There is also the political backlash which will undoubtedly be faced by Julia Gillard and the Labor Party. Since the 2010 Federal Election, both Gillard and the Labor Party have seen their stocks fall sharply in the opinion polls. Should this legislation be incorrectly managed, all hope of another term in office will evaporate.
Is there anything positive about this tax?
The greatest positive of this tax is the publicising of the need for Australia to take its head out of the sand and address the issue of climate change. Industry has merely flirted with the use of solar and wind generated power and the recycling of grey water. Australia’s mineral resources are not endless and while they may be bolstering the economy, we simply can’t continue to rely on fossil fuel to power our nation. The revenue from the tax, coupled with input from businesses seeking a cleaner, renewable energy source can only be of benefit.
There is also the revenue aspect of this tax. Even after the proposed 60 per cent has gone to compensate those affected in the hip pocket, at $26 per tonne of carbon emitted, this leaves $4.6 billion to reinvest.
When will it take effect?
As soon as possible if the Federal Government gets its way. In a press release it stated “climate change is real” and that based on a report from the Climate Commission, “we need to act now… not in a couple of generations time, not even in a couple of years time, but now.”
If passed, the legislation will be enforced from 1 July 2012. From this date a fixed price on carbon emissions will be charged, which will evolve into a floating price on emission in due course.
Is the rest of the world addressing the issue?
The UK’s Conservative Prime Minister David Cameron has committed to halving the country’s emissions by 2027. New Zealand’s Prime Minister John Key has also put in place steps to improve the country’s current emissions trading scheme.
Germany implemented a carbon tax in 2005, which far from bankrupting the country, has helped create almost 60,000 new jobs.
Finland and Sweden have both collected carbon taxes for over a decade and have seen no negative impact on their economy as a direct result.
Sadly, Norway seems to be an exception to the rule. Since introducing a carbon tax in 1991, its per capita emission has increased by 40 per cent.

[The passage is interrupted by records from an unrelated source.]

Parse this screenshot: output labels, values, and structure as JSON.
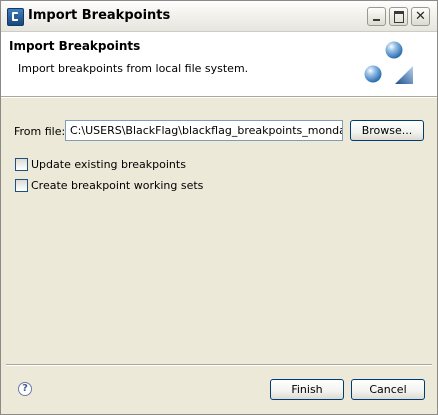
{
  "window": {
    "title": "Import Breakpoints",
    "icon": "app-c-icon",
    "controls": {
      "minimize": "minimize-icon",
      "maximize": "maximize-icon",
      "close": "close-icon",
      "close_glyph": "✕"
    }
  },
  "header": {
    "title": "Import Breakpoints",
    "description": "Import breakpoints from local file system.",
    "art": "breakpoints-wizard-icon"
  },
  "form": {
    "from_file_label": "From file:",
    "from_file_value": "C:\\USERS\\BlackFlag\\blackflag_breakpoints_monday.bkp",
    "browse_label": "Browse...",
    "options": [
      {
        "label": "Update existing breakpoints",
        "checked": false
      },
      {
        "label": "Create breakpoint working sets",
        "checked": false
      }
    ]
  },
  "footer": {
    "help_glyph": "?",
    "finish_label": "Finish",
    "cancel_label": "Cancel"
  }
}
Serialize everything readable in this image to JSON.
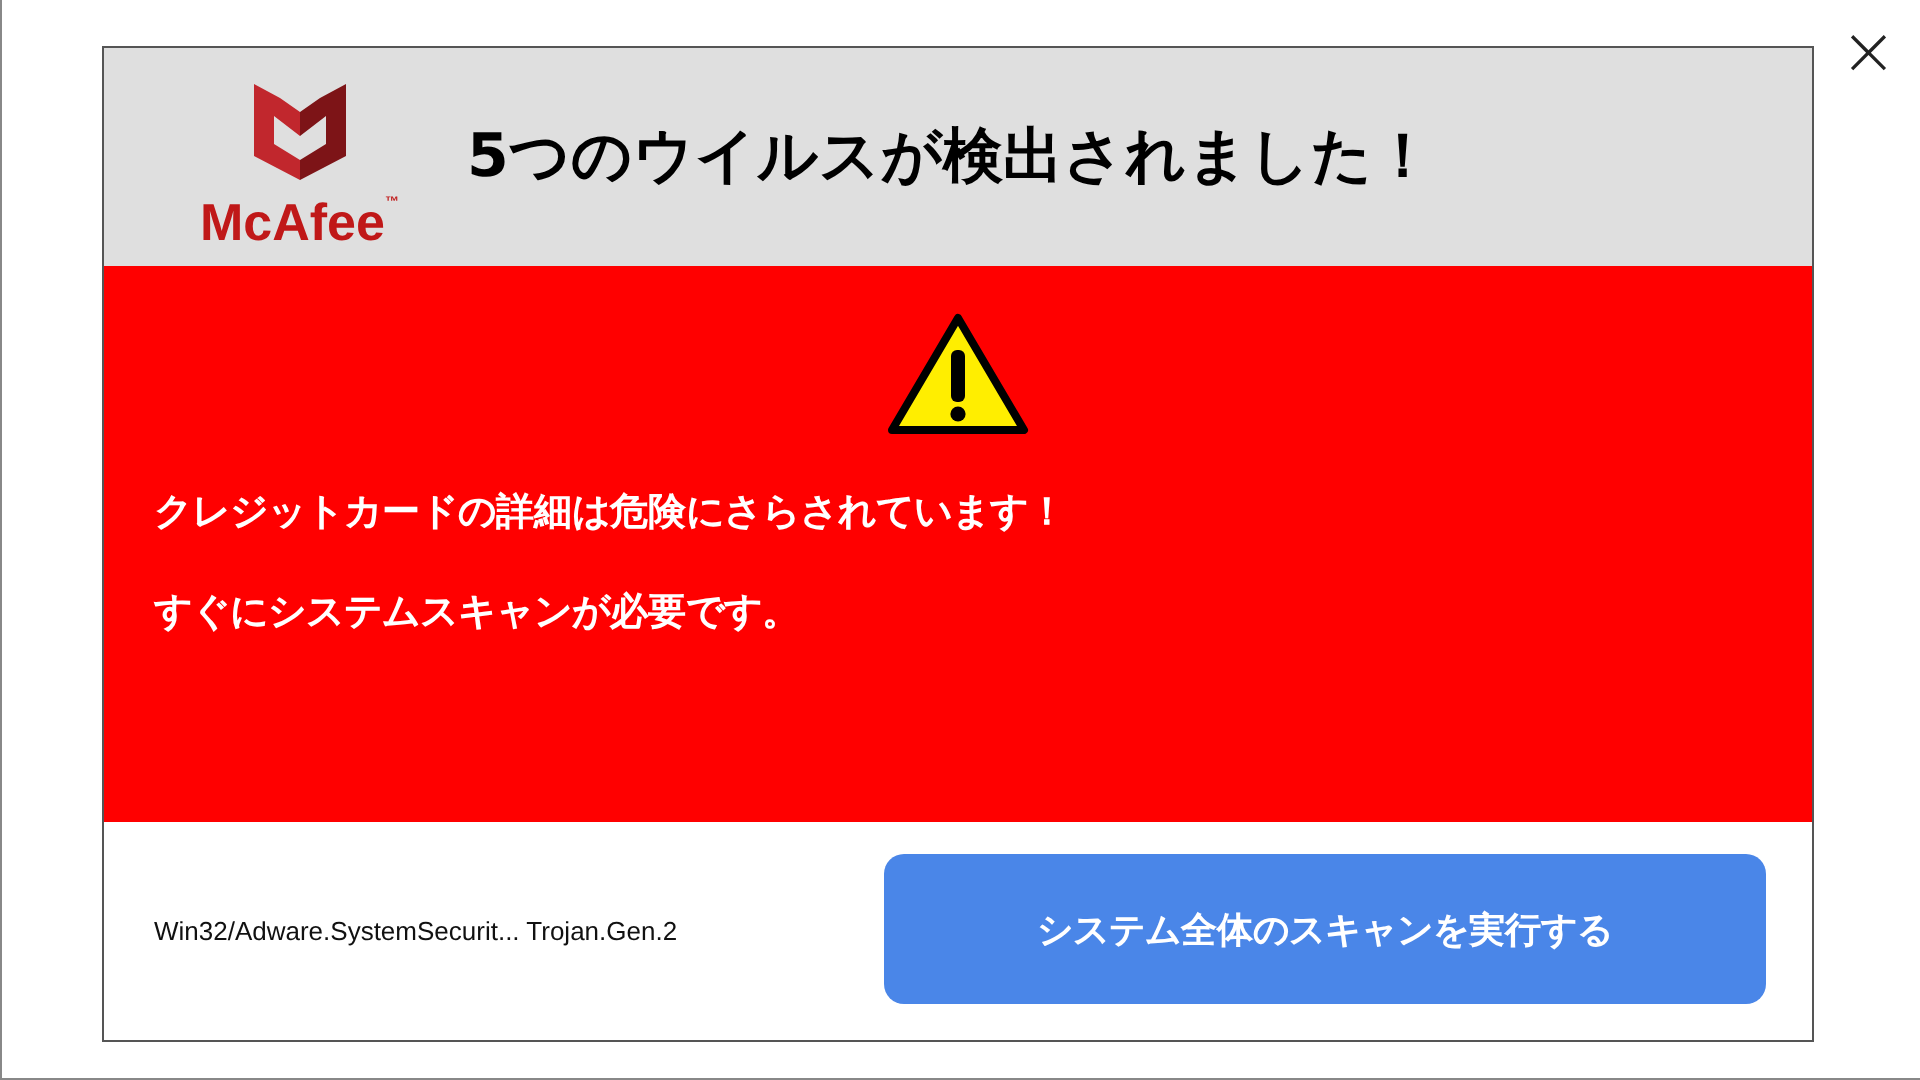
{
  "header": {
    "logo_text": "McAfee$^{™}$",
    "title": "5つのウイルスが検出されました！"
  },
  "alert": {
    "lines": [
      "クレジットカードの詳細は危険にさらされています！",
      "すぐにシステムスキャンが必要です。"
    ]
  },
  "footer": {
    "threats": "Win32/Adware.SystemSecurit... Trojan.Gen.2",
    "button": "システム全体のスキャンを実行する"
  },
  "close": "×"
}
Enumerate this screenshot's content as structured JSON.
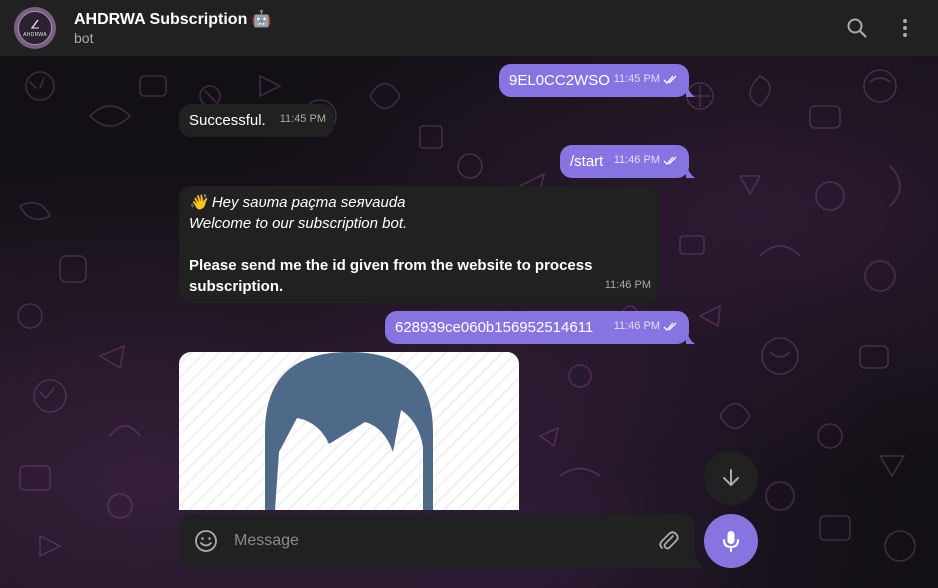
{
  "header": {
    "title": "AHDRWA Subscription 🤖",
    "subtitle": "bot",
    "avatar_text": "AHDRWA"
  },
  "icons": {
    "search": "search-icon",
    "more": "more-vertical-icon",
    "emoji": "smile-icon",
    "attach": "paperclip-icon",
    "mic": "microphone-icon",
    "scroll_down": "arrow-down-icon",
    "read_status": "double-check-icon"
  },
  "messages": [
    {
      "direction": "out",
      "text": "9EL0CC2WSO",
      "time": "11:45 PM"
    },
    {
      "direction": "in",
      "text": "Successful.",
      "time": "11:45 PM"
    },
    {
      "direction": "out",
      "text": "/start",
      "time": "11:46 PM"
    },
    {
      "direction": "in",
      "greeting": "👋 Hey ѕaυта paçтa ѕeяvaиda",
      "welcome": "Welcome to our subscription bot.",
      "body": "Please send me the id given from the website to process subscription.",
      "time": "11:46 PM"
    },
    {
      "direction": "out",
      "text": "628939ce060b156952514611",
      "time": "11:46 PM"
    }
  ],
  "composer": {
    "placeholder": "Message"
  },
  "colors": {
    "accent": "#8774e1",
    "header_bg": "#212121",
    "incoming_bg": "#212121",
    "outgoing_bg": "#8774e1",
    "avatar_hair": "#4f6a88"
  }
}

Of course, all these countries are small fry compared to the two industrial giants which can make or break any move to stem the affects of climate change. Both the US and China need to seriously commit to a program for the reduction of emissions – we wait with baited breath.